(Excerpts from a dataset)
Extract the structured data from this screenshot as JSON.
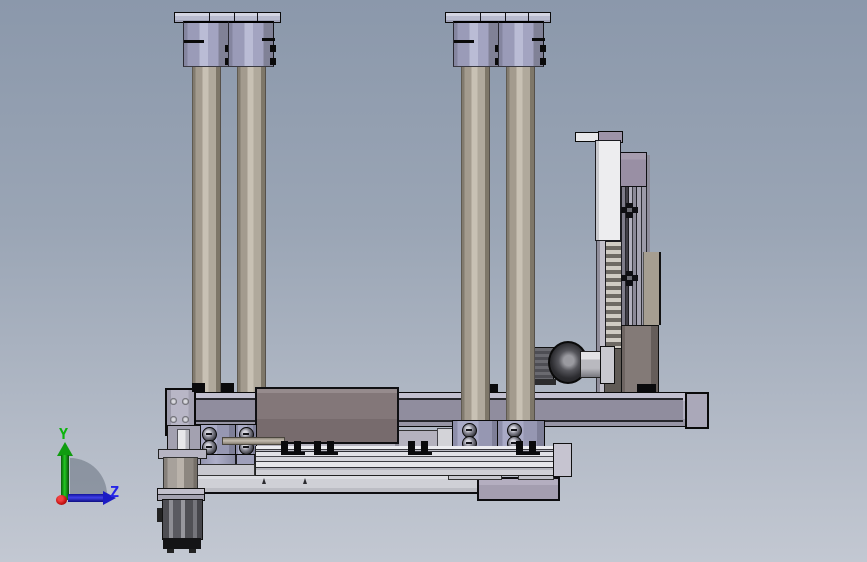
{
  "viewport": {
    "type": "cad-3d-view",
    "view": "side",
    "visible_text": [
      "Y",
      "Z"
    ]
  },
  "triad": {
    "y_label": "Y",
    "z_label": "Z",
    "y_color": "#0cb40c",
    "z_color": "#2222e0",
    "x_color": "#c41212",
    "arc_color": "rgba(95,105,120,0.55)"
  },
  "colors": {
    "bg_top": "#8b98ab",
    "bg_bottom": "#c3c8d2",
    "outline": "#0f0f12",
    "metal_lavender": "#a9abc6",
    "rod_tan": "#beb6aa",
    "beam_body": "#b1afc0",
    "beam_face": "#908d9e",
    "box_brown": "#7e7274",
    "plate_light": "#d0d1d7",
    "rail_light": "#e9e9ed",
    "white_plate": "#ededef",
    "panel_purple": "#998fa4",
    "column_tan": "#a69e91",
    "carriage_gray": "#7b7270",
    "motor_dark": "#55555a",
    "motor_black": "#141416"
  }
}
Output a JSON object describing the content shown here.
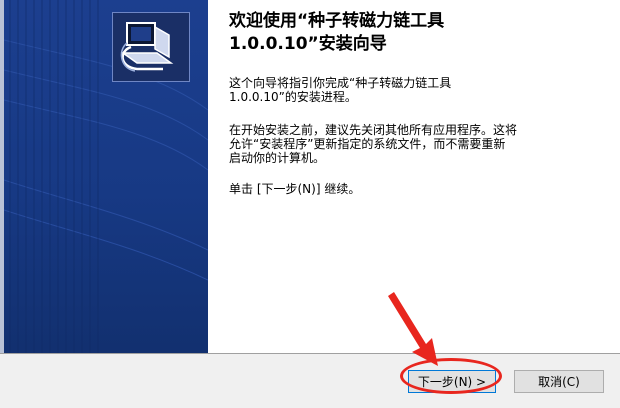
{
  "wizard": {
    "title": "欢迎使用“种子转磁力链工具\n1.0.0.10”安装向导",
    "paragraph1": "这个向导将指引你完成“种子转磁力链工具\n1.0.0.10”的安装进程。",
    "paragraph2": "在开始安装之前，建议先关闭其他所有应用程序。这将\n允许“安装程序”更新指定的系统文件，而不需要重新\n启动你的计算机。",
    "paragraph3": "单击 [下一步(N)] 继续。"
  },
  "footer": {
    "next_label": "下一步(N) >",
    "cancel_label": "取消(C)"
  },
  "icons": {
    "logo": "installer-computer-icon"
  },
  "colors": {
    "panel_blue": "#1a3b86",
    "annotation_red": "#e8261e"
  }
}
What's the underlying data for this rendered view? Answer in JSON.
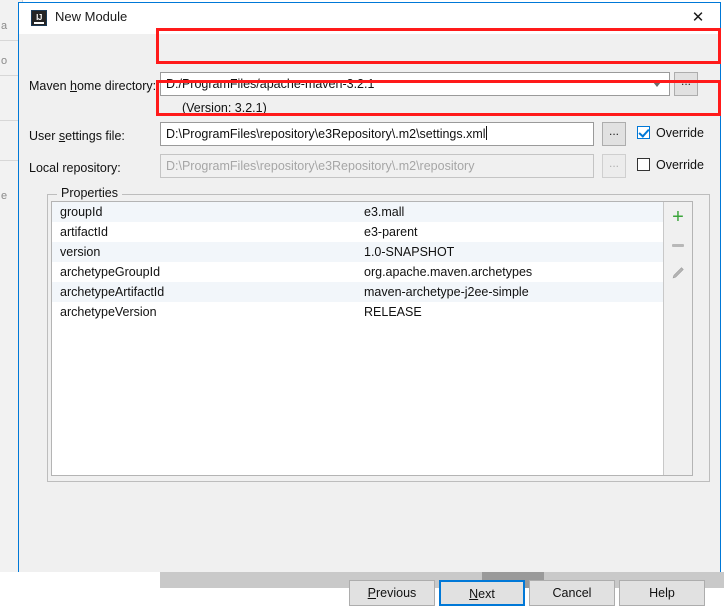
{
  "window": {
    "title": "New Module",
    "app_icon": "intellij-idea-icon",
    "close_label": "✕",
    "accent_color": "#0078d7"
  },
  "backdrop": {
    "fragments": [
      "a",
      "o",
      "e"
    ]
  },
  "form": {
    "maven_home": {
      "label_pre": "Maven ",
      "label_mnem": "h",
      "label_post": "ome directory:",
      "value": "D:/ProgramFiles/apache-maven-3.2.1",
      "browse_label": "...",
      "dropdown_icon": "chevron-down-icon"
    },
    "version_hint": "(Version: 3.2.1)",
    "user_settings": {
      "label_pre": "User ",
      "label_mnem": "s",
      "label_post": "ettings file:",
      "value": "D:\\ProgramFiles\\repository\\e3Repository\\.m2\\settings.xml",
      "browse_label": "...",
      "override_label": "Override",
      "override_checked": true
    },
    "local_repository": {
      "label": "Local repository:",
      "value": "D:\\ProgramFiles\\repository\\e3Repository\\.m2\\repository",
      "browse_label": "...",
      "override_label": "Override",
      "override_checked": false
    }
  },
  "properties": {
    "legend": "Properties",
    "toolbar": {
      "add_label": "+",
      "remove_icon": "minus-icon",
      "edit_icon": "pencil-icon"
    },
    "rows": [
      {
        "key": "groupId",
        "value": "e3.mall"
      },
      {
        "key": "artifactId",
        "value": "e3-parent"
      },
      {
        "key": "version",
        "value": "1.0-SNAPSHOT"
      },
      {
        "key": "archetypeGroupId",
        "value": "org.apache.maven.archetypes"
      },
      {
        "key": "archetypeArtifactId",
        "value": "maven-archetype-j2ee-simple"
      },
      {
        "key": "archetypeVersion",
        "value": "RELEASE"
      }
    ]
  },
  "buttons": {
    "previous": {
      "pre": "",
      "mnem": "P",
      "post": "revious"
    },
    "next": {
      "pre": "",
      "mnem": "N",
      "post": "ext"
    },
    "cancel": {
      "label": "Cancel"
    },
    "help": {
      "label": "Help"
    }
  },
  "annotations": {
    "color": "#ff1a1a",
    "boxes": [
      "maven-home-field-highlight",
      "user-settings-row-highlight"
    ]
  }
}
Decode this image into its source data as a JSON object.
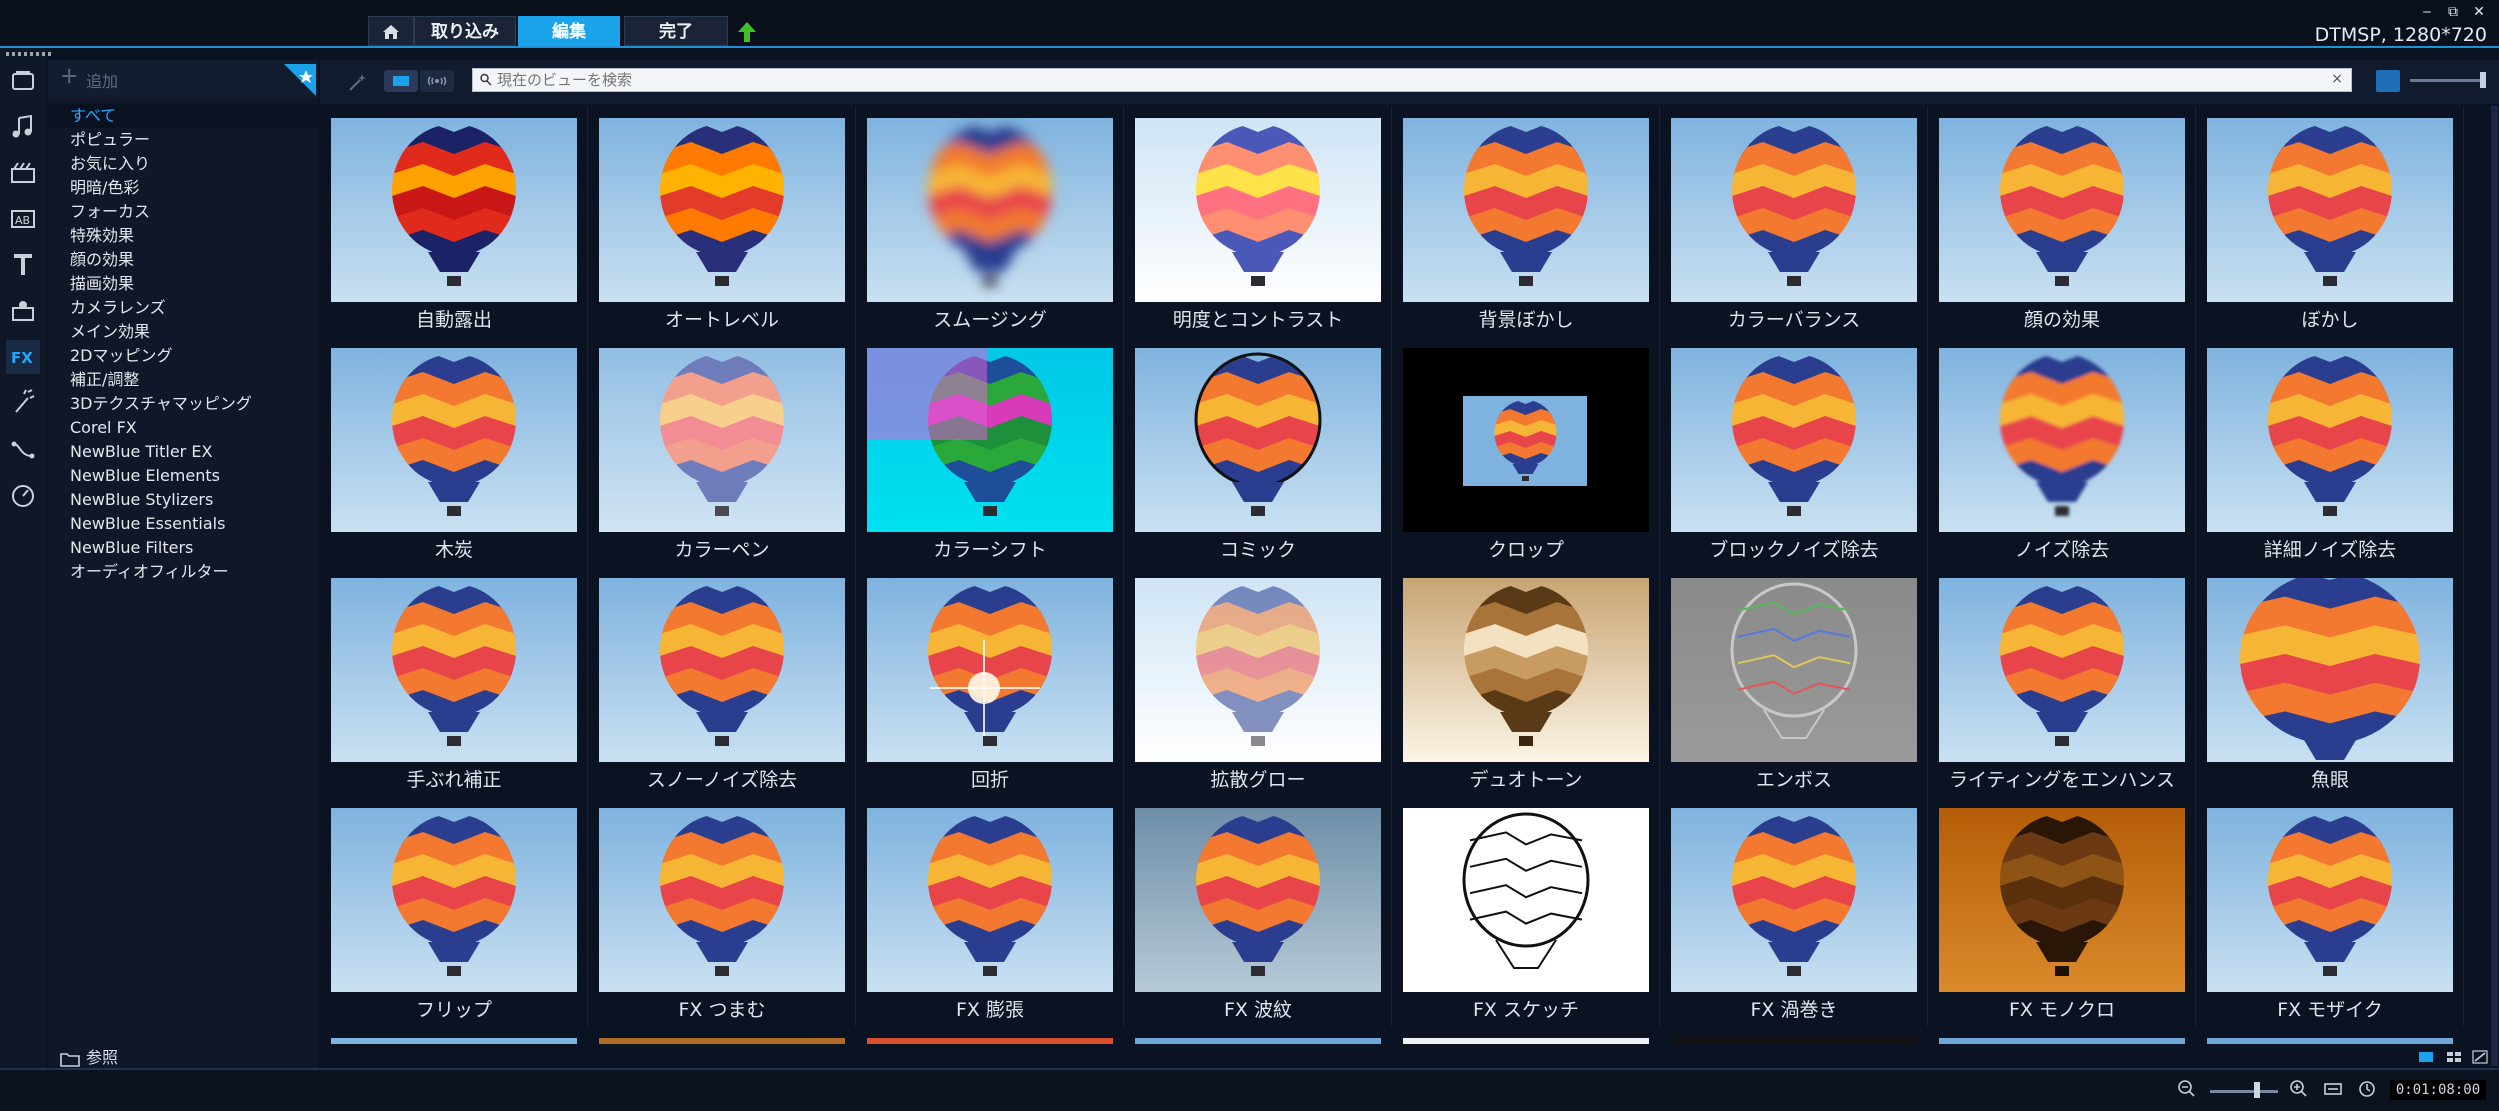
{
  "titlebar": {
    "tabs": [
      {
        "label": "取り込み"
      },
      {
        "label": "編集",
        "active": true
      },
      {
        "label": "完了"
      }
    ],
    "project_info": "DTMSP, 1280*720",
    "window_controls": [
      "‒",
      "⧉",
      "✕"
    ]
  },
  "left_icons": [
    "media-icon",
    "audio-icon",
    "instant-project-icon",
    "transition-icon",
    "title-icon",
    "graphics-icon",
    "fx-icon",
    "motion-icon",
    "path-icon",
    "speed-icon"
  ],
  "category_panel": {
    "add_label": "追加",
    "categories": [
      "すべて",
      "ポピュラー",
      "お気に入り",
      "明暗/色彩",
      "フォーカス",
      "特殊効果",
      "顔の効果",
      "描画効果",
      "カメラレンズ",
      "メイン効果",
      "2Dマッピング",
      "補正/調整",
      "3Dテクスチャマッピング",
      "Corel FX",
      "NewBlue Titler EX",
      "NewBlue Elements",
      "NewBlue Stylizers",
      "NewBlue Essentials",
      "NewBlue Filters",
      "オーディオフィルター"
    ],
    "selected_index": 0,
    "browse_label": "参照"
  },
  "toolbar": {
    "search_placeholder": "現在のビューを検索"
  },
  "effects": [
    {
      "label": "自動露出",
      "style": "vivid"
    },
    {
      "label": "オートレベル",
      "style": "auto"
    },
    {
      "label": "スムージング",
      "style": "blur"
    },
    {
      "label": "明度とコントラスト",
      "style": "bright"
    },
    {
      "label": "背景ぼかし",
      "style": "normal"
    },
    {
      "label": "カラーバランス",
      "style": "normal"
    },
    {
      "label": "顔の効果",
      "style": "normal"
    },
    {
      "label": "ぼかし",
      "style": "normal"
    },
    {
      "label": "木炭",
      "style": "normal"
    },
    {
      "label": "カラーペン",
      "style": "pen"
    },
    {
      "label": "カラーシフト",
      "style": "shift"
    },
    {
      "label": "コミック",
      "style": "comic"
    },
    {
      "label": "クロップ",
      "style": "crop"
    },
    {
      "label": "ブロックノイズ除去",
      "style": "normal"
    },
    {
      "label": "ノイズ除去",
      "style": "soft"
    },
    {
      "label": "詳細ノイズ除去",
      "style": "normal"
    },
    {
      "label": "手ぶれ補正",
      "style": "normal"
    },
    {
      "label": "スノーノイズ除去",
      "style": "normal"
    },
    {
      "label": "回折",
      "style": "flare"
    },
    {
      "label": "拡散グロー",
      "style": "glow"
    },
    {
      "label": "デュオトーン",
      "style": "duotone"
    },
    {
      "label": "エンボス",
      "style": "emboss"
    },
    {
      "label": "ライティングをエンハンス",
      "style": "normal"
    },
    {
      "label": "魚眼",
      "style": "fisheye"
    },
    {
      "label": "フリップ",
      "style": "flip"
    },
    {
      "label": "FX つまむ",
      "style": "normal"
    },
    {
      "label": "FX 膨張",
      "style": "normal"
    },
    {
      "label": "FX 波紋",
      "style": "ripple"
    },
    {
      "label": "FX スケッチ",
      "style": "sketch"
    },
    {
      "label": "FX 渦巻き",
      "style": "normal"
    },
    {
      "label": "FX モノクロ",
      "style": "mono"
    },
    {
      "label": "FX モザイク",
      "style": "normal"
    }
  ],
  "partial_row_colors": [
    "#7fb3df",
    "#b06a2a",
    "#d9502e",
    "#6fa7d6",
    "#eef2f6",
    "#111111",
    "#6fa7d6",
    "#6fa7d6",
    "#6fa7d6"
  ],
  "timecode": "0:01:08:00",
  "colors": {
    "accent": "#1aa3ea",
    "selected_category": "#22a7ff"
  }
}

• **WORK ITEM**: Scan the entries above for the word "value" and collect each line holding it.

• **RESPONSE AREA**:
      "value": "D:/ProgramFiles/apache-maven-3.2.1",
      "value": "D:\\ProgramFiles\\repository\\e3Repository\\.m2\\settings.xml",
      "value": "D:\\ProgramFiles\\repository\\e3Repository\\.m2\\repository",
        "value": "e3.mall"
        "value": "e3-parent"
        "value": "1.0-SNAPSHOT"
        "value": "org.apache.maven.archetypes"
        "value": "maven-archetype-j2ee-simple"
        "value": "RELEASE"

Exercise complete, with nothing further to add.